No matter how much I sleep or nap, I don’t feel refreshed. Tuesday was the last real packing day I was going to spend with him, and on Monday afternoon my feet started feeling like lead. I swear it hurt to lift them and walk. Yesterday I got weepy. We went to a neurologist appointment for Dad in the morning which led to a couple of follow-up phone calls I had to make and that did it. I started crying on the way home. There was no way I could make two phone calls that required my brain to be sharp. So I napped. That didn’t help, but I did manage to get the phone calls done. Of course I did. It’s me. But I was in desperate need of cheerleaders to tell me to just keep going. I had five sessions that night as well.

Today is the last day before the big move. Cry number one was at 8:30 am. I had to call Dad and tell him that I broke his favorite fireman statue. I had loaded my car on Tuesday (which didn’t make sense to him to begin with) and I couldn’t pack it full because Frankie has hockey camp all week and he has a very large equipment bag. Things shifted and a box fell on the statue and broke off both of the poor guy’s arms. Now Dad can sometimes be a typical dad of his generation and not great when it comes to emotions. But he was stellar today. He told me not to cry. It was an accident and he knew I didn’t do it on purpose. He just didn’t want me to cry anymore.

I went home and started on some neglected yard work. I know most people think my yard is always fine, but I can’t help seeing what I see. I know what it is SUPPOSED to look like in order to maintain it properly. I also know it wasn’t important in comparison which is why I was behind. I started to prioritize it this morning and started to feel good about the potential progress I could make.

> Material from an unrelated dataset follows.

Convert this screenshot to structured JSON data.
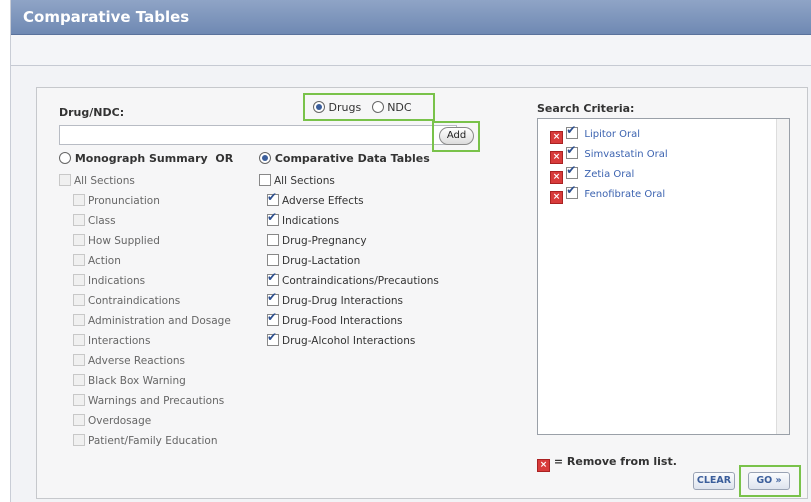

That is until I realized I had forgotten my psychiatrist’s appointment. I mean, I just don’t do things like that. And of all docs, you never stand up a psychiatrist. Only God knows how much that fine will be. I called and left a message and got there as fast as I could but I was 24 minutes late. She said nope. Can’t get in now until September. Sob session number two with the receptionist. Now I know there is no one to blame but myself but I was pissed off anyway. I’m scattered and not on my game because I am helping a thousand other people, not because I’m sunbathing at the beach. The appointments are only five to ten minutes. She COULD have fit me in, she CHOSE not to. Yep, my fault but I allowed myself to be angry with them anyway.

At any rate, I just had some ice cream with a friend and I’m feeling like all is right with the world again. If I can manage not to have any more crying jags, I may be able to finish my list for today. I may even be able to write up the list for tomorrow of all the things I don’t want to forget to do while I am directing the movers. Empty the fridge, disconnect the TV and all the parts, pack up the DISH for return, remember the little rocking chair that Dad has decided is REALLY important to him so we’re going to try to fit it, finish marking the items for sale over the weekend, blah, blah, blah.

It’s the eleventh hour. Overall, I have to say we have all done a pretty fine job. This might just be the most organized move in history. Most importantly, I feel closer to Dad than I have in years. He comforted me today. I felt his compassion for me. I will savor that for a long time.

If you are bored this weekend, come check out the moving sale. The more you guys buy, the less that has to be dragged into boxes. By this time next week, maybe we will be signing the papers to sell the house. Wish us luck!